In short, we can interpret this as a case where there will be less conflict between his integrity and morality than be the case when he has to choose between his loved ones death and saving Jews (who he believes started the wrong thing first) and saving his family and exposing the Jews. The integrity of the individual is in question when he would be found inconsistent with the promise to protect his family. Knowing the reason why he has to sacrifice his family would fill the gap that Morality laws offers us today.

Korsgaard also emphasizes on the importance to be one’s own self when one is being Moral. As Korsgaard says, “If moral claims are ever worth dying for, then violating them must be in a similar way, worse than death. And this means that, they must issue in a deep way from the sense of who we are. ” In other words, integrity and morality seems to go hand-in-hand and one without the other is always not worth dying for. Susan Wolf comes about questioning the very concept of morality and do we really need morality and its harbingers?

According to Wolf, morality and its followers are good people but won’t the world be a boring place if each one of us is a “Moral saint”! Susan Wolf considers common sense and bit of immorality is what makes the planet earth a place worth living in. According to Susan, a moral saint is defined as the one who would always sacrifice his own interests and desires for the betterment of the society or for someone else’s happiness. Doing such an act would definitely require lot of self-control but she also feels blessed that none of her friends and family members acts that way.

However, she also recognizes the reason behind our wishing not to be moral saints in the following lines, “…some of the reason for the disaffection we feel for the model of moral sainthood is our reluctance to criticize ourselves and reluctance to committing ourselves in giving up the activities and interests that we heartily enjoy. ” Susan believes instead of having Mother Theresa as our role model, we would more often find Jane Austen inspiring us. She does not deny that Mother Theresa as a moral saint but definitely believes that a person need not be moral in all aspects to make him/her a moral person.

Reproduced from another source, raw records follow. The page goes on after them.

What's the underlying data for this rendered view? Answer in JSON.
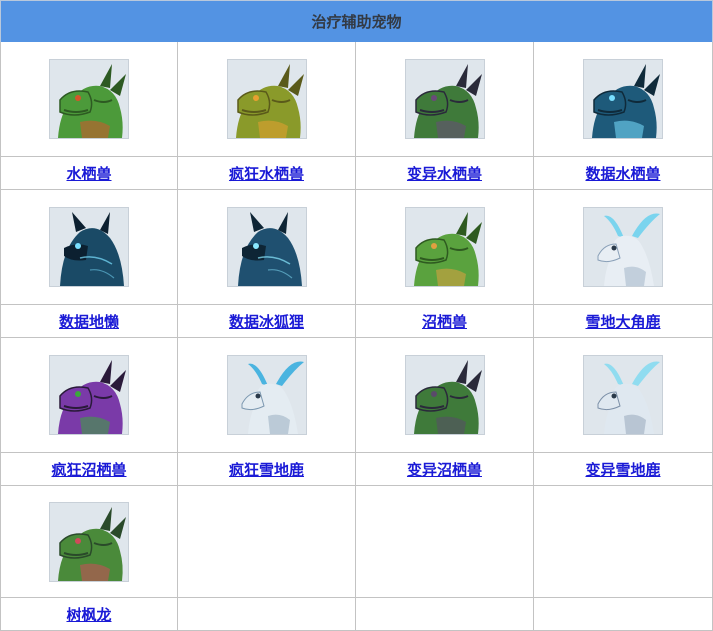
{
  "title": "治疗辅助宠物",
  "pets": [
    {
      "name": "水栖兽",
      "icon": "green-dragon-portrait",
      "colors": {
        "main": "#4c9a3a",
        "dark": "#2d5a22",
        "accent": "#d4552b",
        "bg": "#dfe6ec"
      }
    },
    {
      "name": "疯狂水栖兽",
      "icon": "olive-dragon-portrait",
      "colors": {
        "main": "#8a9a2a",
        "dark": "#5a5a1a",
        "accent": "#e8a030",
        "bg": "#dfe6ec"
      }
    },
    {
      "name": "变异水栖兽",
      "icon": "dark-green-dragon-portrait",
      "colors": {
        "main": "#3f7a3a",
        "dark": "#2a2a3a",
        "accent": "#6a4a7a",
        "bg": "#dfe6ec"
      }
    },
    {
      "name": "数据水栖兽",
      "icon": "cyber-dragon-portrait",
      "colors": {
        "main": "#1e5a7a",
        "dark": "#0f2a3a",
        "accent": "#7ae0ff",
        "bg": "#dfe6ec"
      }
    },
    {
      "name": "数据地懒",
      "icon": "cyber-sloth-portrait",
      "colors": {
        "main": "#1a4a66",
        "dark": "#0c2030",
        "accent": "#7ae0ff",
        "bg": "#dfe6ec"
      }
    },
    {
      "name": "数据冰狐狸",
      "icon": "cyber-fox-portrait",
      "colors": {
        "main": "#1f5070",
        "dark": "#0e2535",
        "accent": "#8ae8ff",
        "bg": "#dfe6ec"
      }
    },
    {
      "name": "沼栖兽",
      "icon": "swamp-dragon-portrait",
      "colors": {
        "main": "#5aa23e",
        "dark": "#2e5a20",
        "accent": "#e0a040",
        "bg": "#dfe6ec"
      }
    },
    {
      "name": "雪地大角鹿",
      "icon": "snow-deer-portrait",
      "colors": {
        "main": "#e8eef4",
        "dark": "#8aa0b8",
        "accent": "#7ad4ee",
        "bg": "#dfe6ec"
      }
    },
    {
      "name": "疯狂沼栖兽",
      "icon": "purple-dragon-portrait",
      "colors": {
        "main": "#7a3aa8",
        "dark": "#2a1a3a",
        "accent": "#3aa83a",
        "bg": "#dfe6ec"
      }
    },
    {
      "name": "疯狂雪地鹿",
      "icon": "frenzy-snow-deer-portrait",
      "colors": {
        "main": "#e4ecf2",
        "dark": "#7c98b0",
        "accent": "#4ab4e0",
        "bg": "#dfe6ec"
      }
    },
    {
      "name": "变异沼栖兽",
      "icon": "mutant-swamp-dragon-portrait",
      "colors": {
        "main": "#3f7a3a",
        "dark": "#2a2a3a",
        "accent": "#5a4a6a",
        "bg": "#dfe6ec"
      }
    },
    {
      "name": "变异雪地鹿",
      "icon": "mutant-snow-deer-portrait",
      "colors": {
        "main": "#dfe8f0",
        "dark": "#7c90a8",
        "accent": "#90dcf0",
        "bg": "#dfe6ec"
      }
    },
    {
      "name": "树枫龙",
      "icon": "maple-dragon-portrait",
      "colors": {
        "main": "#4a8a3a",
        "dark": "#2a4a2a",
        "accent": "#d04a5a",
        "bg": "#dfe6ec"
      }
    }
  ]
}
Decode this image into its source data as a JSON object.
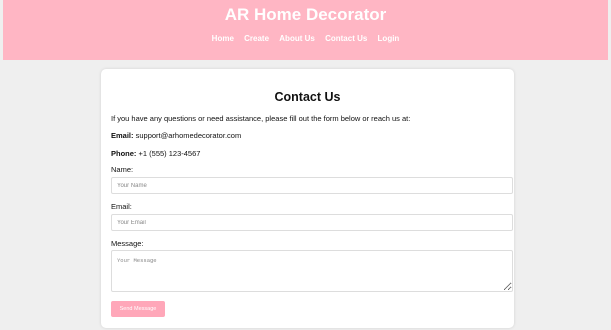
{
  "header": {
    "brand": "AR Home Decorator",
    "nav": [
      "Home",
      "Create",
      "About Us",
      "Contact Us",
      "Login"
    ]
  },
  "contact": {
    "title": "Contact Us",
    "intro": "If you have any questions or need assistance, please fill out the form below or reach us at:",
    "email_label": "Email:",
    "email_value": "support@arhomedecorator.com",
    "phone_label": "Phone:",
    "phone_value": "+1 (555) 123-4567"
  },
  "form": {
    "name_label": "Name:",
    "name_placeholder": "Your Name",
    "email_label": "Email:",
    "email_placeholder": "Your Email",
    "message_label": "Message:",
    "message_placeholder": "Your Message",
    "send_label": "Send Message"
  },
  "colors": {
    "header_bg": "#ffb6c4",
    "button_bg": "#ffa7b9",
    "page_bg": "#efefef"
  }
}
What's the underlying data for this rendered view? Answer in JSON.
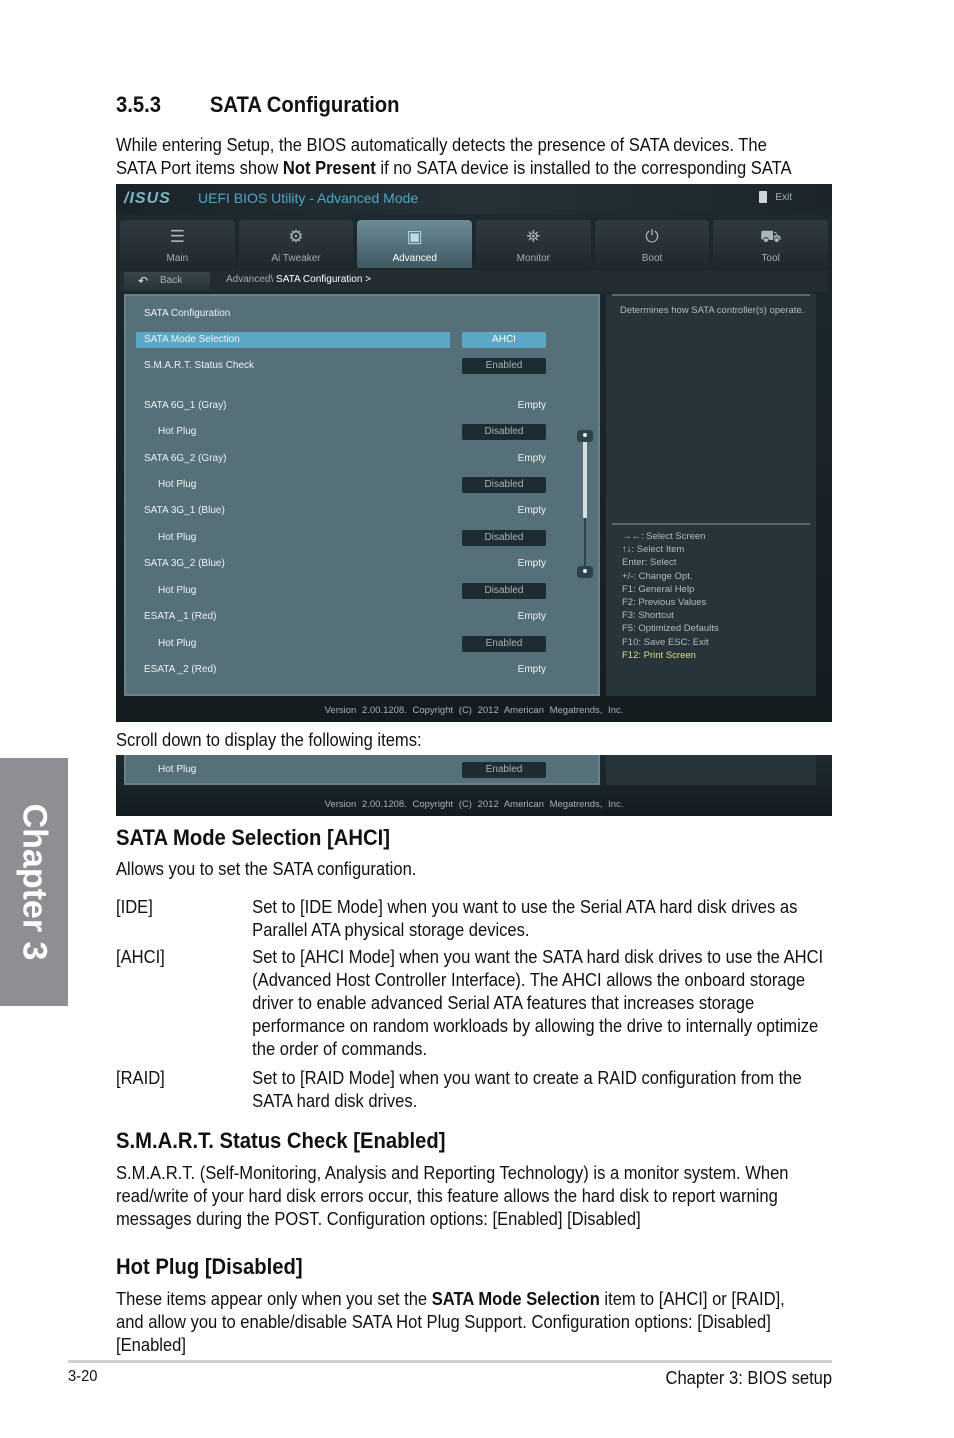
{
  "chapter_tab": "Chapter 3",
  "section": {
    "number": "3.5.3",
    "title": "SATA Configuration"
  },
  "intro": {
    "before": "While entering Setup, the BIOS automatically detects the presence of SATA devices. The SATA Port items show ",
    "bold": "Not Present",
    "after": " if no SATA device is installed to the corresponding SATA port."
  },
  "bios": {
    "logo": "/ISUS",
    "title": "UEFI BIOS Utility - Advanced Mode",
    "exit_label": "Exit",
    "tabs": [
      {
        "label": "Main",
        "icon": "list-icon",
        "glyph": "☰"
      },
      {
        "label": "Ai  Tweaker",
        "icon": "tweaker-icon",
        "glyph": "⚙"
      },
      {
        "label": "Advanced",
        "icon": "advanced-icon",
        "glyph": "▣"
      },
      {
        "label": "Monitor",
        "icon": "monitor-icon",
        "glyph": "⛯"
      },
      {
        "label": "Boot",
        "icon": "power-icon",
        "glyph": "⏻"
      },
      {
        "label": "Tool",
        "icon": "toolbox-icon",
        "glyph": "⛟"
      }
    ],
    "active_tab": "Advanced",
    "back_label": "Back",
    "breadcrumb_parent": "Advanced\\",
    "breadcrumb_current": "SATA Configuration  >",
    "panel_title": "SATA Configuration",
    "rows": [
      {
        "label": "SATA Mode Selection",
        "value": "AHCI"
      },
      {
        "label": "S.M.A.R.T. Status Check",
        "value": "Enabled"
      },
      {
        "label": "SATA 6G_1 (Gray)",
        "value": "Empty"
      },
      {
        "label": "Hot Plug",
        "value": "Disabled"
      },
      {
        "label": "SATA 6G_2 (Gray)",
        "value": "Empty"
      },
      {
        "label": "Hot Plug",
        "value": "Disabled"
      },
      {
        "label": "SATA 3G_1 (Blue)",
        "value": "Empty"
      },
      {
        "label": "Hot Plug",
        "value": "Disabled"
      },
      {
        "label": "SATA 3G_2 (Blue)",
        "value": "Empty"
      },
      {
        "label": "Hot Plug",
        "value": "Disabled"
      },
      {
        "label": "ESATA _1 (Red)",
        "value": "Empty"
      },
      {
        "label": "Hot Plug",
        "value": "Enabled"
      },
      {
        "label": "ESATA _2 (Red)",
        "value": "Empty"
      }
    ],
    "help_text": "Determines how SATA controller(s) operate.",
    "keys": [
      "→←:  Select Screen",
      "↑↓:  Select Item",
      "Enter:  Select",
      "+/-:  Change Opt.",
      "F1:  General Help",
      "F2:  Previous Values",
      "F3:  Shortcut",
      "F5:  Optimized Defaults",
      "F10:  Save    ESC:  Exit",
      "F12: Print Screen"
    ],
    "footer": "Version 2.00.1208. Copyright (C) 2012 American Megatrends, Inc.",
    "colors": {
      "highlight": "#5aa8c6",
      "title": "#4fa6c6",
      "f12": "#e6db80"
    }
  },
  "scroll_note": "Scroll down to display the following items:",
  "bios2": {
    "row": {
      "label": "Hot Plug",
      "value": "Enabled"
    },
    "footer": "Version 2.00.1208. Copyright (C) 2012 American Megatrends, Inc."
  },
  "sata_mode": {
    "heading": "SATA Mode Selection [AHCI]",
    "intro": "Allows you to set the SATA configuration.",
    "options": [
      {
        "key": "[IDE]",
        "desc": "Set to [IDE Mode] when you want to use the Serial ATA hard disk drives as Parallel ATA physical storage devices."
      },
      {
        "key": "[AHCI]",
        "desc": "Set to [AHCI Mode] when you want the SATA hard disk drives to use the AHCI (Advanced Host Controller Interface). The AHCI allows the onboard storage driver to enable advanced Serial ATA features that increases storage performance on random workloads by allowing the drive to internally optimize the order of commands."
      },
      {
        "key": "[RAID]",
        "desc": "Set to [RAID Mode] when you want to create a RAID configuration from the SATA hard disk drives."
      }
    ]
  },
  "smart": {
    "heading": "S.M.A.R.T. Status Check [Enabled]",
    "body": "S.M.A.R.T. (Self-Monitoring, Analysis and Reporting Technology) is a monitor system. When read/write of your hard disk errors occur, this feature allows the hard disk to report warning messages during the POST. Configuration options: [Enabled] [Disabled]"
  },
  "hotplug": {
    "heading": "Hot Plug [Disabled]",
    "before": "These items appear only when you set the ",
    "bold": "SATA Mode Selection",
    "after": " item to [AHCI] or [RAID], and allow you to enable/disable SATA Hot Plug Support. Configuration options: [Disabled] [Enabled]"
  },
  "footer": {
    "page": "3-20",
    "chapter": "Chapter 3: BIOS setup"
  }
}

In fact, we can readily interpret from this that Susan might believe a person may be moral in some aspect and immoral in some other and that would not necessarily make him an immoral person and hence, can conclude that an immoral person can have integrity. Susan believes that the moral theories of today curb many opportunities to be more moral by imposing rules on personal desires and aspirations. More often than not, Susan Wolf’s view on moral saints can be a base for the belief that integrity is not restricted to only moral saints but to anyone who can stand the test of his/her desires.

All the three philosophers seem to have stumbled upon an important facet of a human being that of individuality, and the individual’s personal goals that so often sacrificed in the name of morality. As mentioned in the beginning, Integrity is defined as something pure and whole. For me, a person has integrity when he fulfills his responsibility with perfection the very first time. I believe, a person has integrity if he behaves the same way with his friend and lover when they both commit the same mistake. For me, a person is gifted with the virtue of integrity if he fights for his beliefs even if that means he may have to face death.

Integrity, for me, is when you sacrifice your life fully knowing the reason why you are doing it and the reason being it is not for others but for your own sake. For example, I would never risk my life saving others first if my own family life is at risk. Integrity would not be if I abandon my family and save strangers for the sake of morality rules imposed on me. Integrity would be if I save my family for I have promised to be with them in thick and thin. What use are the moral laws if I cannot have inner peace? My guilt conscious would always remind me of the integrity I should have maintained intact.